House, Senate adopt resolutions condemning hate crimes against Asian Americans

    Sen. Stephanie Chang | Susan J. Demas

    After shootings at three spas in the Atlanta area on Tuesday killed eight people, including six Asian-American women, resolutions condemning racism and violence against Asian Americans were adopted in both the state House and Senate Thursday. 

    Robert Aaron Long was arrested and held without bond. He faces four counts of murder and a charge of aggravated assault, per the county Cherokee County Sheriff’s office. He also has been charged with more four counts of murder, the Atlanta Police Department said.

    Incidents of hate crimes can be reported to the Michigan Attorney General Hate Crimes Unit at 313-456-0200 and matters of discrimination can be reported to the Michigan Department of Civil Rights discrimination hotline at 1-800-482-3604.

    “To my fellow Asian American community members, I want to let you know that we see you, we feel your pain and your fear. We know that you feel worried about sending your kids to school with the potential for more bullying, or are worried about your elderly Asian parents becoming a target just for walking down the street or are fearful as Asian American women about what public spaces are unsafe for us,” Sen. Stephanie Chang (D-Detroit) said during a tearful floor speech Thursday. “It saddens me and angers me that we have to think about these things that we could be a target for no other reason than our race.”

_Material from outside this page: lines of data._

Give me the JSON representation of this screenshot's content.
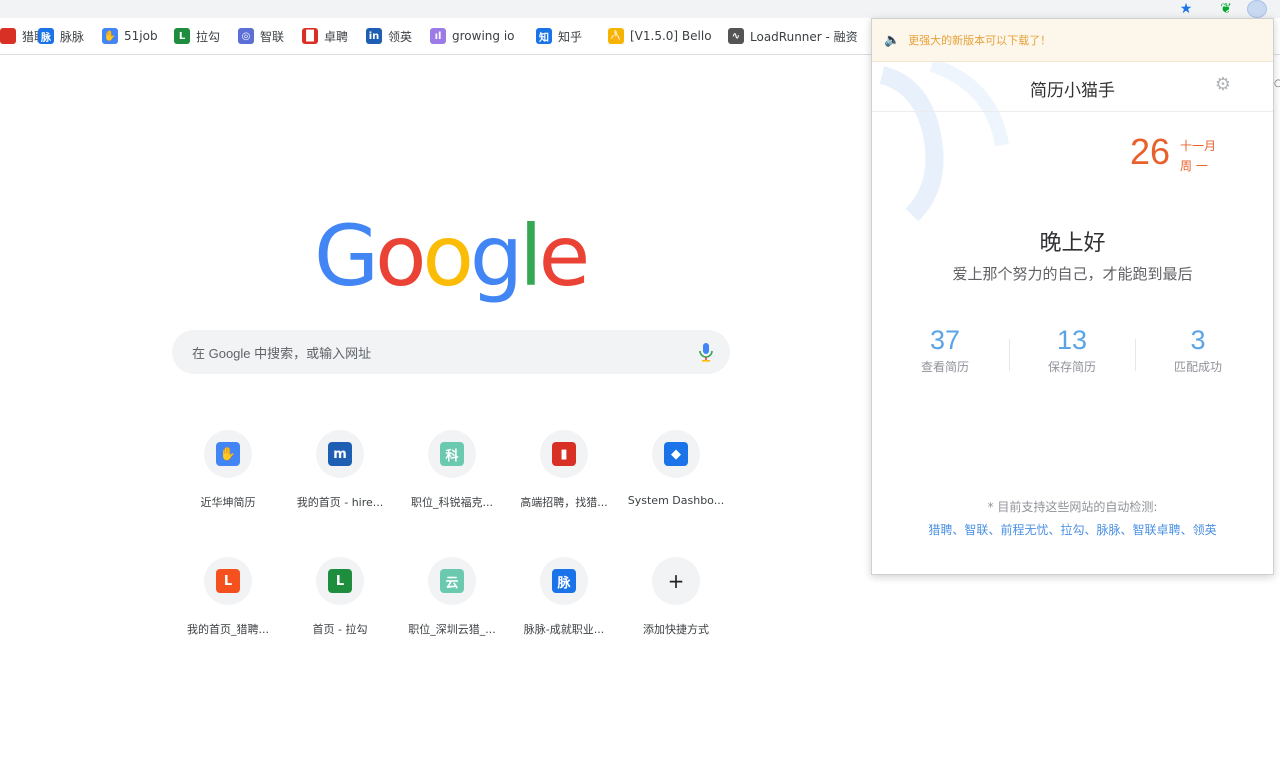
{
  "bookmarks": [
    {
      "label": "猎聘",
      "icon_color": "#d93025",
      "glyph": ""
    },
    {
      "label": "脉脉",
      "icon_color": "#1a73e8",
      "glyph": "脉"
    },
    {
      "label": "51job",
      "icon_color": "#4285f4",
      "glyph": "✋"
    },
    {
      "label": "拉勾",
      "icon_color": "#1e8e3e",
      "glyph": "L"
    },
    {
      "label": "智联",
      "icon_color": "#5b6fd6",
      "glyph": "◎"
    },
    {
      "label": "卓聘",
      "icon_color": "#d93025",
      "glyph": "█"
    },
    {
      "label": "领英",
      "icon_color": "#1e5fb3",
      "glyph": "in"
    },
    {
      "label": "growing io",
      "icon_color": "#9c7be8",
      "glyph": "ıl"
    },
    {
      "label": "知乎",
      "icon_color": "#1a73e8",
      "glyph": "知"
    },
    {
      "label": "[V1.5.0] Bello",
      "icon_color": "#f4b400",
      "glyph": "🍌"
    },
    {
      "label": "LoadRunner - 融资",
      "icon_color": "#555555",
      "glyph": "∿"
    }
  ],
  "google": {
    "logo_letters": [
      "G",
      "o",
      "o",
      "g",
      "l",
      "e"
    ],
    "logo_colors": [
      "#4285f4",
      "#ea4335",
      "#fbbc05",
      "#4285f4",
      "#34a853",
      "#ea4335"
    ],
    "search_placeholder": "在 Google 中搜索，或输入网址"
  },
  "shortcuts": [
    {
      "label": "近华坤简历",
      "color": "#4285f4",
      "glyph": "✋"
    },
    {
      "label": "我的首页 - hire...",
      "color": "#1e5fb3",
      "glyph": "m"
    },
    {
      "label": "职位_科锐福克...",
      "color": "#6bc9b0",
      "glyph": "科"
    },
    {
      "label": "高端招聘，找猎...",
      "color": "#d93025",
      "glyph": "▮"
    },
    {
      "label": "System Dashbo...",
      "color": "#1a73e8",
      "glyph": "◆"
    },
    {
      "label": "我的首页_猎聘...",
      "color": "#f4511e",
      "glyph": "L"
    },
    {
      "label": "首页 - 拉勾",
      "color": "#1e8e3e",
      "glyph": "L"
    },
    {
      "label": "职位_深圳云猎_...",
      "color": "#6bc9b0",
      "glyph": "云"
    },
    {
      "label": "脉脉-成就职业...",
      "color": "#1a73e8",
      "glyph": "脉"
    },
    {
      "label": "添加快捷方式",
      "color": "#202124",
      "glyph": "+"
    }
  ],
  "popup": {
    "notice": "更强大的新版本可以下载了！",
    "title": "简历小猫手",
    "date_day": "26",
    "date_month": "十一月",
    "date_week": "周 一",
    "greeting": "晚上好",
    "motto": "爱上那个努力的自己，才能跑到最后",
    "stats": [
      {
        "value": "37",
        "label": "查看简历"
      },
      {
        "value": "13",
        "label": "保存简历"
      },
      {
        "value": "3",
        "label": "匹配成功"
      }
    ],
    "sites_title": "* 目前支持这些网站的自动检测:",
    "sites": [
      "猎聘",
      "智联",
      "前程无忧",
      "拉勾",
      "脉脉",
      "智联卓聘",
      "领英"
    ],
    "accent": "#e8602c",
    "link_color": "#4a90e2"
  }
}
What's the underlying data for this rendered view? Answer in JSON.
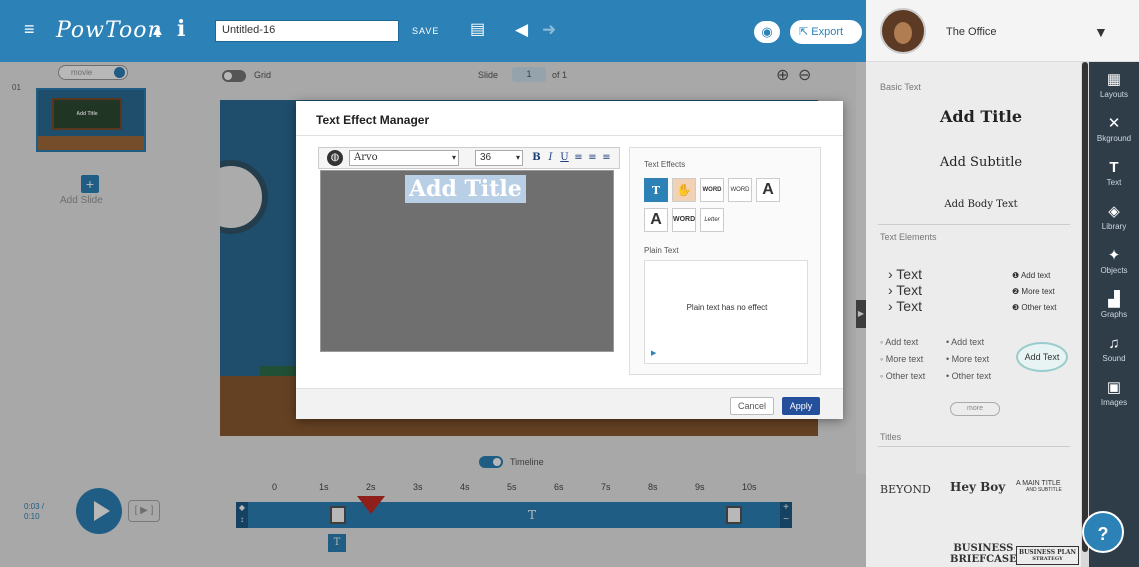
{
  "app": {
    "logo_text": "PowToon",
    "project_title": "Untitled-16",
    "save_label": "SAVE",
    "export_label": "Export",
    "account_name": "The Office"
  },
  "slides": {
    "movie_toggle_label": "movie",
    "slide_number": "01",
    "thumb_title": "Add Title",
    "add_slide_label": "Add Slide"
  },
  "canvas": {
    "grid_label": "Grid",
    "slide_label": "Slide",
    "slide_current": "1",
    "slide_total_label": "of 1"
  },
  "modal": {
    "title": "Text Effect Manager",
    "font_name": "Arvo",
    "font_size": "36",
    "format_buttons": [
      "B",
      "I",
      "U",
      "≡",
      "≡",
      "≡"
    ],
    "editor_text": "Add Title",
    "effects_label": "Text Effects",
    "effects": [
      "T",
      "hand",
      "WORD",
      "WORD",
      "A",
      "A",
      "WORD",
      "Letter"
    ],
    "plain_text_label": "Plain Text",
    "plain_text_message": "Plain text has no effect",
    "cancel_label": "Cancel",
    "apply_label": "Apply"
  },
  "right_panel": {
    "basic_text_label": "Basic Text",
    "add_title": "Add Title",
    "add_subtitle": "Add Subtitle",
    "add_body_text": "Add Body Text",
    "text_elements_label": "Text Elements",
    "text_col": [
      "› Text",
      "› Text",
      "› Text"
    ],
    "numbered": [
      "Add text",
      "More text",
      "Other text"
    ],
    "bullet_col1": [
      "◦ Add text",
      "◦ More text",
      "◦ Other text"
    ],
    "bullet_col2": [
      "• Add text",
      "• More text",
      "• Other text"
    ],
    "bubble_text": "Add Text",
    "more_label": "more",
    "titles_label": "Titles",
    "title_samples": [
      "BEYOND",
      "Hey Boy",
      "A MAIN TITLE",
      "AND SUBTITLE",
      "BUSINESS",
      "BRIEFCASE",
      "BUSINESS PLAN",
      "STRATEGY"
    ]
  },
  "tools": [
    {
      "label": "Layouts",
      "icon": "layouts-icon"
    },
    {
      "label": "Bkground",
      "icon": "background-icon"
    },
    {
      "label": "Text",
      "icon": "text-icon"
    },
    {
      "label": "Library",
      "icon": "library-icon"
    },
    {
      "label": "Objects",
      "icon": "objects-icon"
    },
    {
      "label": "Graphs",
      "icon": "graphs-icon"
    },
    {
      "label": "Sound",
      "icon": "sound-icon"
    },
    {
      "label": "Images",
      "icon": "images-icon"
    }
  ],
  "timeline": {
    "toggle_label": "Timeline",
    "current_time": "0:03 /",
    "total_time": "0:10",
    "ticks": [
      "0",
      "1s",
      "2s",
      "3s",
      "4s",
      "5s",
      "6s",
      "7s",
      "8s",
      "9s",
      "10s"
    ],
    "track_label": "T",
    "element_label": "T"
  },
  "help_label": "?",
  "colors": {
    "brand": "#2c82b7",
    "apply": "#244f9b",
    "playhead": "#c62b25",
    "sidebar": "#2f3d49"
  }
}
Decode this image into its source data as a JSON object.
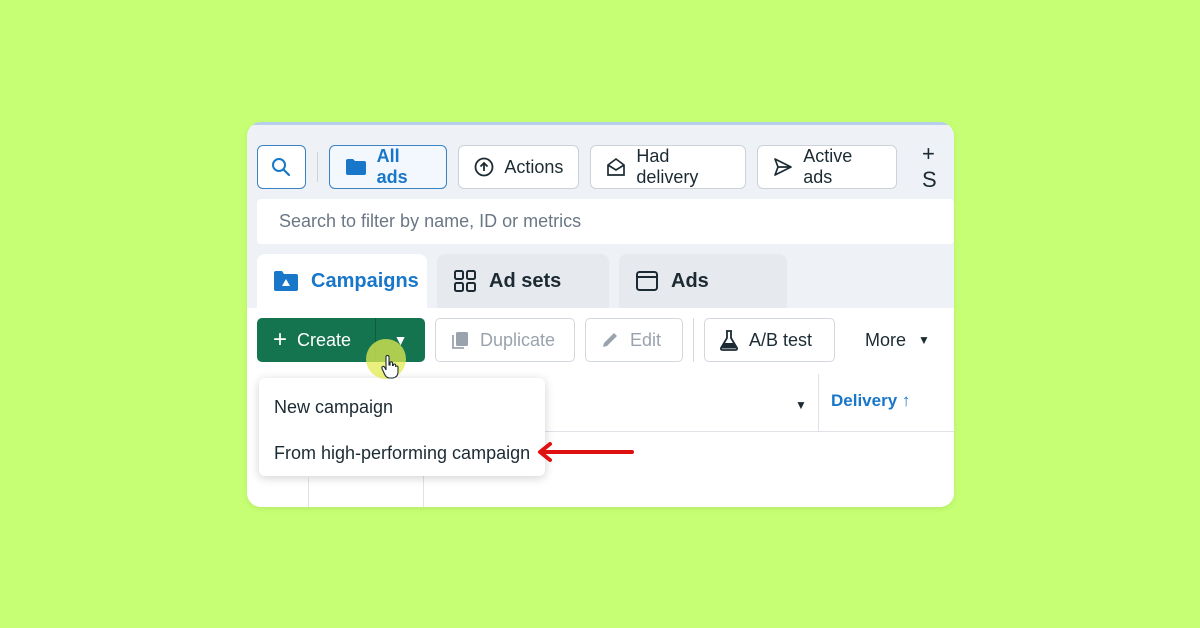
{
  "filters": {
    "all_ads": "All ads",
    "actions": "Actions",
    "had_delivery": "Had delivery",
    "active_ads": "Active ads",
    "more_symbol": "+ S"
  },
  "search": {
    "placeholder": "Search to filter by name, ID or metrics"
  },
  "tabs": [
    {
      "label": "Campaigns",
      "active": true
    },
    {
      "label": "Ad sets",
      "active": false
    },
    {
      "label": "Ads",
      "active": false
    }
  ],
  "toolbar": {
    "create": "Create",
    "duplicate": "Duplicate",
    "edit": "Edit",
    "ab_test": "A/B test",
    "more": "More"
  },
  "table": {
    "delivery_header": "Delivery"
  },
  "menu": {
    "items": [
      "New campaign",
      "From high-performing campaign"
    ]
  },
  "colors": {
    "background": "#c6ff73",
    "primary_green": "#13744f",
    "accent_blue": "#1877c9",
    "arrow_red": "#e01010"
  }
}
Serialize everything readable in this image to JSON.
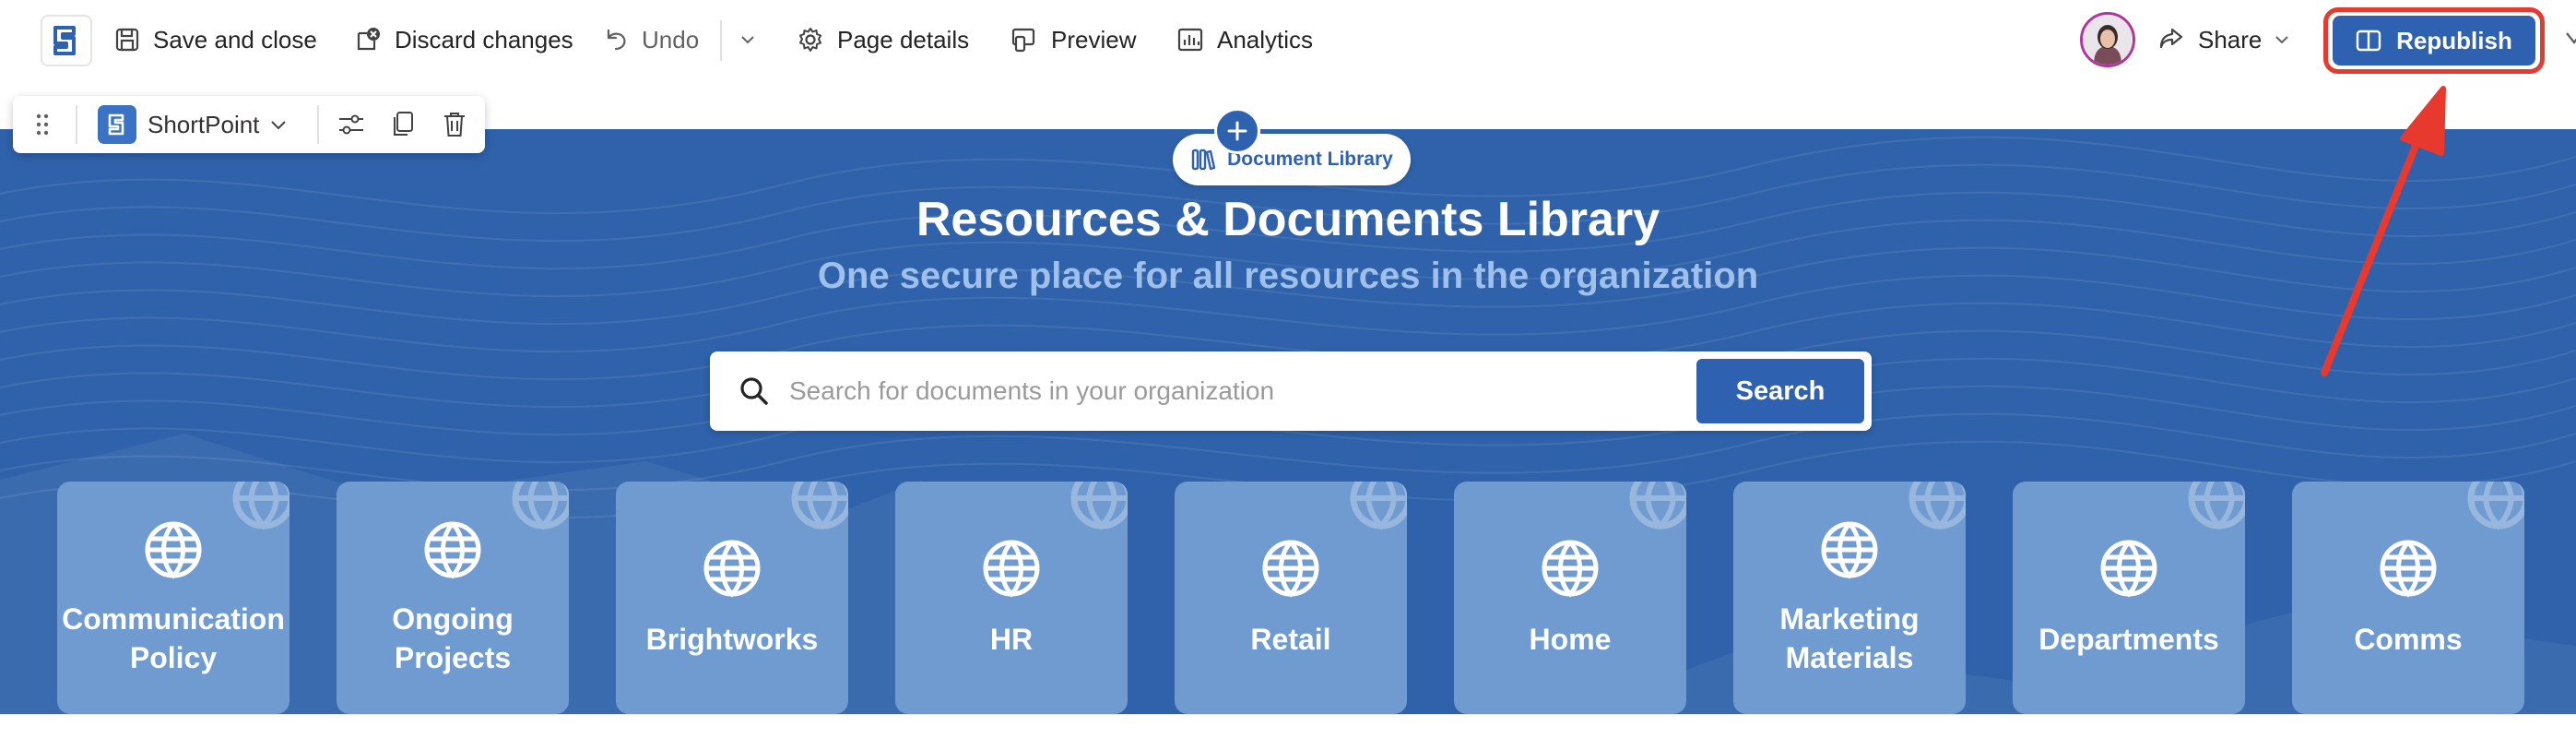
{
  "topbar": {
    "save_close": "Save and close",
    "discard": "Discard changes",
    "undo": "Undo",
    "page_details": "Page details",
    "preview": "Preview",
    "analytics": "Analytics",
    "share": "Share",
    "republish": "Republish"
  },
  "webpart_toolbar": {
    "name": "ShortPoint"
  },
  "hero": {
    "badge": "Document Library",
    "title": "Resources & Documents Library",
    "subtitle": "One secure place for all resources in the organization",
    "search_placeholder": "Search for documents in your organization",
    "search_button": "Search"
  },
  "tiles": [
    {
      "label": "Communication Policy"
    },
    {
      "label": "Ongoing Projects"
    },
    {
      "label": "Brightworks"
    },
    {
      "label": "HR"
    },
    {
      "label": "Retail"
    },
    {
      "label": "Home"
    },
    {
      "label": "Marketing Materials"
    },
    {
      "label": "Departments"
    },
    {
      "label": "Comms"
    }
  ],
  "colors": {
    "brand_blue": "#2e62b0",
    "hero_background": "#2f62aa",
    "tile_background": "#6f9bd1",
    "subtitle_text": "#9ec0ea",
    "highlight_red": "#e8392e"
  },
  "icons": {
    "app_logo": "shortpoint-logo-icon",
    "save": "save-disk-icon",
    "discard": "discard-icon",
    "undo": "undo-icon",
    "page_details": "gear-icon",
    "preview": "preview-devices-icon",
    "analytics": "chart-icon",
    "share": "share-icon",
    "republish": "book-open-icon",
    "tile": "globe-icon",
    "search": "search-icon"
  }
}
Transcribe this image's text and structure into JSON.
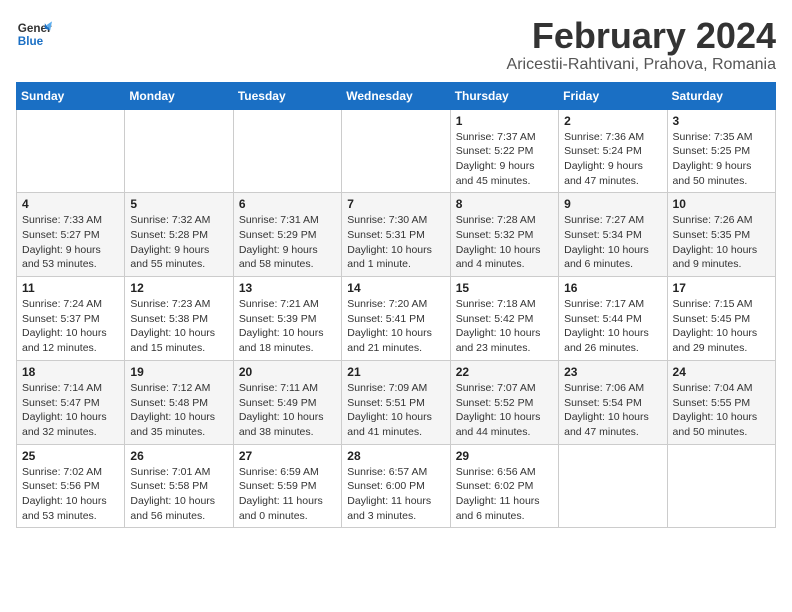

    Senate Resolution 30, introduced by Chang, and House Resolution 61, introduced by Rep. Ranjeev Puri (D-Canton), condemn the rise in hate crimes against Asian American and Pacific Islanders (AAPIs) and encourage Michiganders to report hate crimes and discrimination.  

    According to a recent report by Stop AAPI Hate, 3,795 hate-driven incidents, including physical assault, verbal harassment, workplace discrimination, refusal of service, online harassment and shunning, have been reported between March 19, 2020 and February 28 nationwide, including 16 incidents in Michigan. 

    Michigan educators, civil rights leaders work to stop anti-Asian violence during pandemic 

    The report also stated that 30% of all AAPIs have reported being subjected to racist and hateful acts of discrimination or violence since the beginning of the COVID-19 pandemic. 

    Former President Donald Trump repeatedly referred to COVID-19 as the “Chinese-flu” over the last year and Senate Majority Leader Mike Shirkey (R-Clarklake) has also called the virus the “China flu.” 

    On Monday, Shirkey doubled down on his comments when JTV host Bart Hawley asked if he regretted saying it.

    “Not at all. Nope. It’s where it came from,” Shirkey said. 

    On Twitter Wednesday, Gov. Gretchen Whitmer said that “when leaders refer to COVID-19 as ‘Chinese flu’ or ‘China virus’ they perpetuate bigotry and xenophobia, feeding the incidents we have seen.”

    Allison Donahue
    Allison R. Donahue covers education, women's issues and LGBTQ issues. Previously, she was a suburbs reporter at the St. Cloud Times in St. Cloud, Minn., covering local education and government. As a graduate of Grand Valley State University, she has previous experience as a freelance researcher for USA Today and an intern with WOOD TV-8. When she is away from her desk, she spends her time going to concerts, comedy shows or getting lost on hikes in different places around the world.